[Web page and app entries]
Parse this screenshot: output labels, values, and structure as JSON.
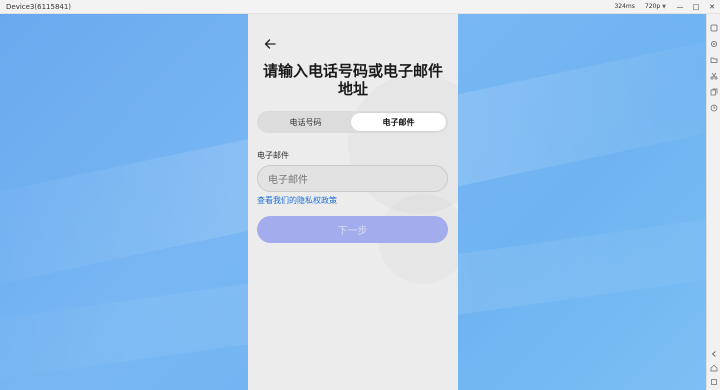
{
  "window": {
    "title": "Device3(6115841)",
    "latency": "324ms",
    "resolution": "720p",
    "controls": [
      "—",
      "□",
      "✕"
    ]
  },
  "phone": {
    "back_icon": "arrow-left-icon",
    "heading": "请输入电话号码或电子邮件地址",
    "tabs": [
      {
        "label": "电话号码",
        "active": false
      },
      {
        "label": "电子邮件",
        "active": true
      }
    ],
    "field_label": "电子邮件",
    "email_input": {
      "value": "",
      "placeholder": "电子邮件"
    },
    "privacy_link": "查看我们的隐私权政策",
    "next_button": "下一步"
  },
  "sidebar": {
    "tools": [
      "settings-icon",
      "gear-icon",
      "folder-icon",
      "scissors-icon",
      "copy-icon",
      "history-icon",
      "back-icon",
      "home-icon",
      "recent-apps-icon"
    ]
  },
  "colors": {
    "desktop": "#6fb3f1",
    "link": "#1b6fd8",
    "button_disabled": "#a3acec"
  }
}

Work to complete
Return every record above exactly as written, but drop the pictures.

Task response
Parse this screenshot: output labels, values, and structure as JSON.
{
  "window": {
    "title": "Device3(6115841)",
    "latency": "324ms",
    "resolution": "720p",
    "controls": [
      "—",
      "□",
      "✕"
    ]
  },
  "phone": {
    "back_icon": "arrow-left-icon",
    "heading": "请输入电话号码或电子邮件地址",
    "tabs": [
      {
        "label": "电话号码",
        "active": false
      },
      {
        "label": "电子邮件",
        "active": true
      }
    ],
    "field_label": "电子邮件",
    "email_input": {
      "value": "",
      "placeholder": "电子邮件"
    },
    "privacy_link": "查看我们的隐私权政策",
    "next_button": "下一步"
  },
  "sidebar": {
    "tools": [
      "settings-icon",
      "gear-icon",
      "folder-icon",
      "scissors-icon",
      "copy-icon",
      "history-icon",
      "back-icon",
      "home-icon",
      "recent-apps-icon"
    ]
  },
  "colors": {
    "desktop": "#6fb3f1",
    "link": "#1b6fd8",
    "button_disabled": "#a3acec"
  }
}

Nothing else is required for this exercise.